"It obviously says a due date and they sent me a financial aid assistance letter on how to do payment plans or something, to pay them for my visit to the hospital,” said the woman we spoke to when asked for a response to Baptist’s statement.
Louise Allison, founder of PATH, a safe place for victims of sexual assault and human trafficking said it isn't fair for the victims to have the burden of paying for their medical expenses.
"They didn't electively choose to be raped, and now they have to choose between, 'Do I pay for these really expensive medications or provide the care that my child needs? Or put food on the table?' That's not ok,” she said.
Allison has spent many a day in an ER with victims, and said the care victims receive is also not the same from one hospital to another.

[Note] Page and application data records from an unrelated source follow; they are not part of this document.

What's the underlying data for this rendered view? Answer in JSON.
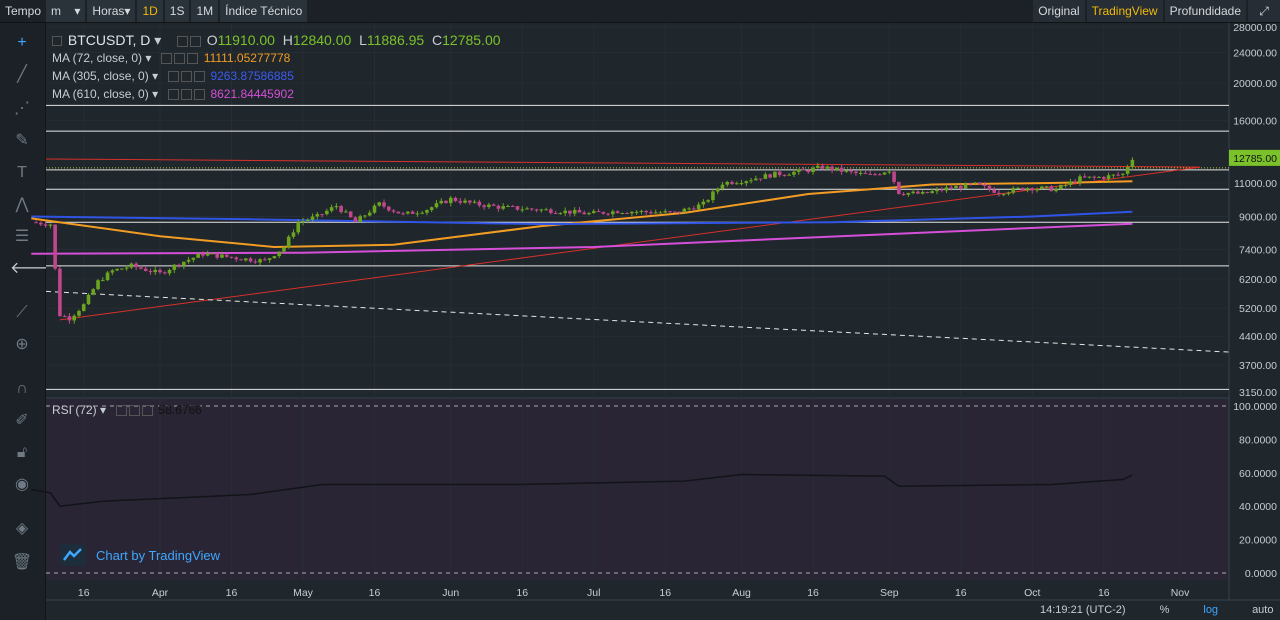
{
  "topbar": {
    "tempo": "Tempo",
    "minute_select": "m",
    "hours_select": "Horas",
    "intervals": [
      "1D",
      "1S",
      "1M"
    ],
    "active_interval": "1D",
    "indicators": "Índice Técnico",
    "views": [
      "Original",
      "TradingView",
      "Profundidade"
    ],
    "active_view": "TradingView"
  },
  "legend": {
    "symbol": "BTCUSDT, D",
    "o_label": "O",
    "o": "11910.00",
    "h_label": "H",
    "h": "12840.00",
    "l_label": "L",
    "l": "11886.95",
    "c_label": "C",
    "c": "12785.00",
    "ma72": "MA (72, close, 0)",
    "ma72_val": "11111.05277778",
    "ma305": "MA (305, close, 0)",
    "ma305_val": "9263.87586885",
    "ma610": "MA (610, close, 0)",
    "ma610_val": "8621.84445902",
    "rsi": "RSI (72)",
    "rsi_val": "58.6766"
  },
  "watermark": "Chart by TradingView",
  "bottom": {
    "time": "14:19:21 (UTC-2)",
    "pct": "%",
    "log": "log",
    "auto": "auto"
  },
  "colors": {
    "bg": "#1f262c",
    "rsi_bg": "#2a2535",
    "up": "#6ba520",
    "down": "#c2468c",
    "ma72": "#f39c24",
    "ma305": "#2f54e6",
    "ma610": "#d64fd8",
    "trend": "#d8302a",
    "price_tag": "#7bc22a"
  },
  "chart_data": {
    "type": "candlestick",
    "symbol": "BTCUSDT, D",
    "x_tick_labels": [
      "16",
      "Apr",
      "16",
      "May",
      "16",
      "Jun",
      "16",
      "Jul",
      "16",
      "Aug",
      "16",
      "Sep",
      "16",
      "Oct",
      "16",
      "Nov"
    ],
    "y_tick_labels": [
      "28000.00",
      "24000.00",
      "20000.00",
      "16000.00",
      "12785.00",
      "11000.00",
      "9000.00",
      "7400.00",
      "6200.00",
      "5200.00",
      "4400.00",
      "3700.00",
      "3150.00"
    ],
    "y_scale": "log",
    "last_price": 12785.0,
    "ohlc_last": {
      "open": 11910.0,
      "high": 12840.0,
      "low": 11886.95,
      "close": 12785.0
    },
    "horizontal_levels": [
      17500,
      15000,
      11900,
      10600,
      8700,
      6700,
      3200
    ],
    "price_path": [
      [
        "Mar 5",
        8700
      ],
      [
        "Mar 9",
        8600
      ],
      [
        "Mar 11",
        5000
      ],
      [
        "Mar 13",
        4900
      ],
      [
        "Mar 16",
        5300
      ],
      [
        "Mar 19",
        6100
      ],
      [
        "Mar 22",
        6500
      ],
      [
        "Mar 26",
        6700
      ],
      [
        "Apr 1",
        6400
      ],
      [
        "Apr 5",
        6800
      ],
      [
        "Apr 10",
        7200
      ],
      [
        "Apr 14",
        7100
      ],
      [
        "Apr 18",
        7000
      ],
      [
        "Apr 23",
        6900
      ],
      [
        "Apr 27",
        7500
      ],
      [
        "Apr 30",
        8700
      ],
      [
        "May 4",
        9000
      ],
      [
        "May 8",
        9600
      ],
      [
        "May 12",
        8700
      ],
      [
        "May 17",
        9700
      ],
      [
        "May 22",
        9100
      ],
      [
        "May 27",
        9400
      ],
      [
        "Jun 1",
        10000
      ],
      [
        "Jun 6",
        9700
      ],
      [
        "Jun 12",
        9500
      ],
      [
        "Jun 18",
        9400
      ],
      [
        "Jun 24",
        9300
      ],
      [
        "Jun 30",
        9150
      ],
      [
        "Jul 6",
        9300
      ],
      [
        "Jul 12",
        9250
      ],
      [
        "Jul 18",
        9200
      ],
      [
        "Jul 24",
        9700
      ],
      [
        "Jul 28",
        11000
      ],
      [
        "Aug 2",
        11200
      ],
      [
        "Aug 8",
        11600
      ],
      [
        "Aug 14",
        11800
      ],
      [
        "Aug 18",
        12100
      ],
      [
        "Aug 24",
        11700
      ],
      [
        "Aug 28",
        11500
      ],
      [
        "Sep 1",
        11900
      ],
      [
        "Sep 3",
        10400
      ],
      [
        "Sep 8",
        10300
      ],
      [
        "Sep 14",
        10700
      ],
      [
        "Sep 19",
        10900
      ],
      [
        "Sep 24",
        10400
      ],
      [
        "Sep 30",
        10700
      ],
      [
        "Oct 6",
        10600
      ],
      [
        "Oct 11",
        11300
      ],
      [
        "Oct 16",
        11400
      ],
      [
        "Oct 20",
        11600
      ],
      [
        "Oct 22",
        12785
      ]
    ],
    "series": [
      {
        "name": "MA (72, close, 0)",
        "last": 11111.05277778,
        "path": [
          [
            "Mar 5",
            8900
          ],
          [
            "Apr 1",
            8000
          ],
          [
            "Apr 25",
            7500
          ],
          [
            "May 20",
            7600
          ],
          [
            "Jun 20",
            8500
          ],
          [
            "Jul 20",
            9200
          ],
          [
            "Aug 15",
            10300
          ],
          [
            "Sep 10",
            10900
          ],
          [
            "Oct 5",
            11000
          ],
          [
            "Oct 22",
            11111
          ]
        ]
      },
      {
        "name": "MA (305, close, 0)",
        "last": 9263.87586885,
        "path": [
          [
            "Mar 5",
            9000
          ],
          [
            "Apr 20",
            8850
          ],
          [
            "Jun 20",
            8600
          ],
          [
            "Aug 20",
            8700
          ],
          [
            "Oct 1",
            9000
          ],
          [
            "Oct 22",
            9264
          ]
        ]
      },
      {
        "name": "MA (610, close, 0)",
        "last": 8621.84445902,
        "path": [
          [
            "Mar 5",
            7200
          ],
          [
            "May 1",
            7250
          ],
          [
            "Jul 1",
            7500
          ],
          [
            "Sep 1",
            8100
          ],
          [
            "Oct 22",
            8622
          ]
        ]
      },
      {
        "name": "RSI (72)",
        "last": 58.6766,
        "path": [
          [
            "Mar 5",
            50
          ],
          [
            "Mar 9",
            48
          ],
          [
            "Mar 11",
            40
          ],
          [
            "Mar 20",
            43
          ],
          [
            "Apr 20",
            47
          ],
          [
            "May 5",
            53
          ],
          [
            "Jun 15",
            53
          ],
          [
            "Jul 20",
            55
          ],
          [
            "Aug 1",
            59
          ],
          [
            "Aug 31",
            58
          ],
          [
            "Sep 3",
            52
          ],
          [
            "Oct 5",
            53
          ],
          [
            "Oct 20",
            56
          ],
          [
            "Oct 22",
            58.7
          ]
        ]
      }
    ],
    "rsi_y_tick_labels": [
      "100.0000",
      "80.0000",
      "60.0000",
      "40.0000",
      "20.0000",
      "0.0000"
    ]
  }
}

"I think it would be great to have basic standards of care across the board, regardless of what hospital the girl goes to after the initial assault," Allison said. "The SANE nurse, or sexual assault nurse examiner is not available at all facilities. The care that is provided it not across the board at all facilities. And a girl is not going to go from one hospital to another over and over and over again trying to get the care she needs."
The woman we spoke to said the lack of uniform care and potential costs associated with rape kit testing forces many victims to simply stay silent and not report the crime.
According to the National District Attorney's Association, an estimated 63 percent of sexual assaults are not reported to police. One reason someone may not report their sexual assault is it might compromise their confidentiality.
"If she has insurance, and she's expected to file that insurance through that insurance policy, but the policy holder is the one that committed the rape, she does not want to file through her insurance company,” Allison explained.
She said that if the perpetrator finds out the victim is pursuing charges, the victim could get in a lot of trouble. That's why, Allison said, it's in the public's best interest that these victims get the care they need and the confidence to report to police to get the sexual predators off the streets.
"If she doesn't get the care she needs, or it becomes too complex, or too cumbersome, or too worn out in the process, she's not going to press charges," Allison said.
In the end, the woman did not end up paying anything.
But, while the hospitals say patients should be in contact with them if they feel they have been billed inappropriately, Louise Allison said victims often won’t. They avoid doing anything to relive the trauma again.
Allison is already at work to propose legislation that would ensure rape victims never get a bill. In fact, the rapists would be held financially responsible.
Below are the hospitals' positions as of November 13, 2017:
If the patient has insurance, UAMS will bill the insurance company first, whatever isn't covered is billed to the Crime Victim's fund.
If the patient doesn't have insurance, UAMS will bill the fund first, eating the remaining cost for uninsured victims.
If a victim receives a bill, they are to contact UAMS to ensure there's an application put on file for them.
UAMS policy says payment by the board shall be considered payment in full.
Arkansas Children’s Hospital
Arkansas Children's Hospital also bills insurance when that is available. If patients don't have insurance, they're referred to the AG's office.
CHI St. Vincent
CHII St. Vincent says its policy is not to charge any fee for a rape kit, adding that sexual assault victims are not required to cover the cost of any treatment.
From time to time, they say, a patient's insurance will also be billed, with the Crime Victims Reparations Program listed as a secondary payer.
In August, Baptist Hospital originally said, "All patients who receive services in our Emergency Department trigger charges such as, but not limited to: lab work, radiology, pharmaceutical costs, and physician examinations."
But as of November 13, the hospital said, "Baptist Health does not bill patients for a rape kit, we do not bill patients insurance or for other services associated with a rape diagnosis."